Anyway, Diamante, as attractive as Esmeralda as you can guess by the name, grabs the attention of Yanoz, a macho douchey gypsy whom she wisely rejects again and again; of Jacques Callot, a painter from Loraine who has wandered into the camp looking for la vie Boheme; of the volatile Charles de Vadeaumont, soon to be Charles IV of Lorraine; and of Charles’ right-hand man, Christian of Sierk, a calculating, red-mustachioed assassin who knows more about the origins of Diamante than he lets on. (Oh did you imagine Diamante was actually a gypsy/tramp/thief?

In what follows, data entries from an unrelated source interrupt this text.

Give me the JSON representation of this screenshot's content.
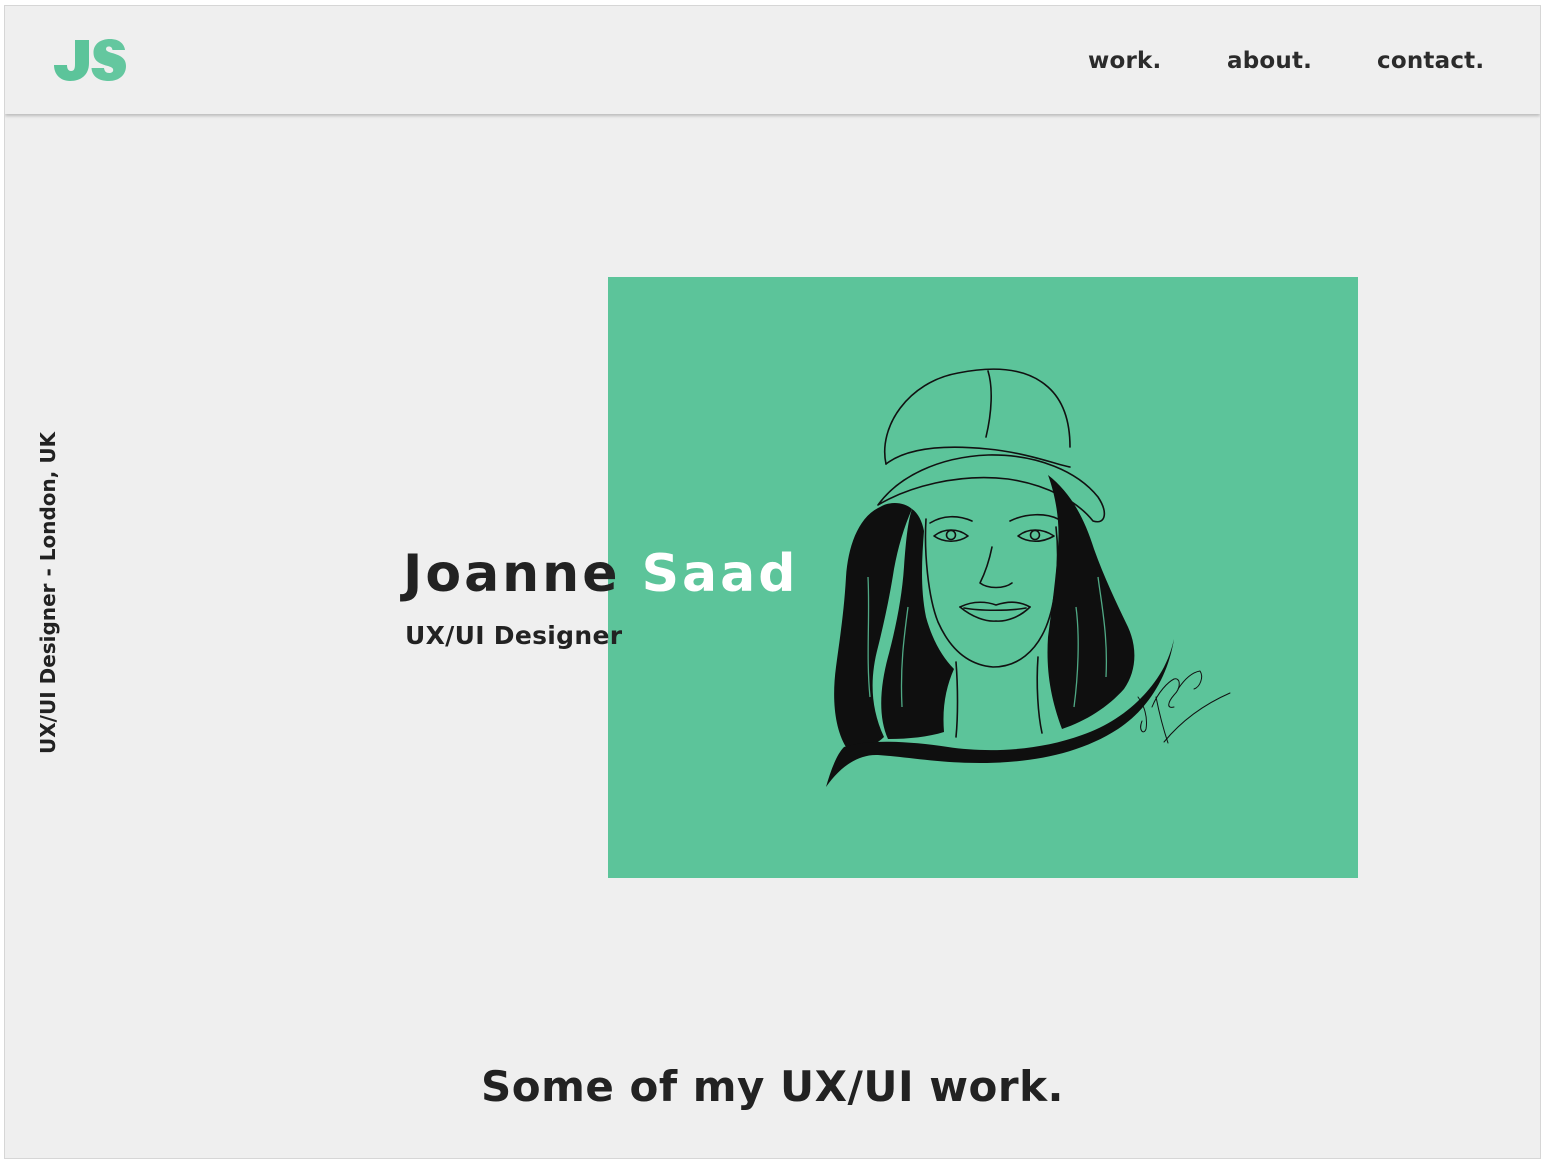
{
  "header": {
    "logo_text": "JS",
    "logo_color": "#5cc49a",
    "nav": [
      {
        "label": "work."
      },
      {
        "label": "about."
      },
      {
        "label": "contact."
      }
    ]
  },
  "sidebar": {
    "caption": "UX/UI Designer - London, UK"
  },
  "hero": {
    "first_name": "Joanne",
    "last_name": "Saad",
    "role": "UX/UI Designer",
    "card_color": "#5cc49a",
    "illustration": "line-art-portrait-woman-cap",
    "signature": "Joanne Saad"
  },
  "work_section": {
    "heading": "Some of my UX/UI work."
  },
  "colors": {
    "background": "#efefef",
    "text": "#222222",
    "accent": "#5cc49a"
  }
}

Noooo, our heroine is a blue-blooded blondie princess!)
Jacques Callot, the novel’s hero, and an actual print-maker of renown, left a series of remarkable depictions of the 1600s, and Mahalin uses them as settings for the novel’s. For instance, our characters collide during the Fair at Impruneta in the 1620s, and the author charmingly makes us see what Callot chronicled:
Two very funny Italian matamoros enter the picture at this point: the comedia dell’arte characters of Francatrippa and Fritellino (my limited Italian suggests the etymology there is Honest Guts and… Little Brother/ Small Fry? It fits them well). In part two, “The Red Duke,” they’ve become the Chevaliers of Mirassou and Caudebec, and function as the Cardinal Richelieu’s ineffective spies, but their hilarious cussing remains unchanged.
Once we get to Court, the rapid succession of formerly famous court names (over two dozen in the first 3 chapters of “The Red Duke”) might be overwhelming to the modern reader who skipped on his Dumas and may not be able to tell the Duc D’Anjou from the Duc D’Angouleme, Bassompierre from Buckingham, Mademe de Chevreuse from Madame de Montpensier, or Monsieur de Treville from Monsieur de Merceur. Of importance is that Diamante and Jacques meet once, and that Anne of Austria conspires against Richelieu as he prepares for the Siege of the Huguenots at La Rochelle.
Mahalin concedes there are only two portraits of Richelieu of any relevance: the one is by Phillip de Champaigne and hangs at the Louvre, the other is by Alexandre Dumas and can be found in “The Three Musketeers.” (In a fun cameo from that novel, Rochefort meets with Richelieu!) A speedy conclusion ensures that “The Queen of Beggars” and “The Red Duke” are a beautiful Dumasian romance, making Paul Mahalin an unfairly forgotten writer of the popular novel, which saddens me.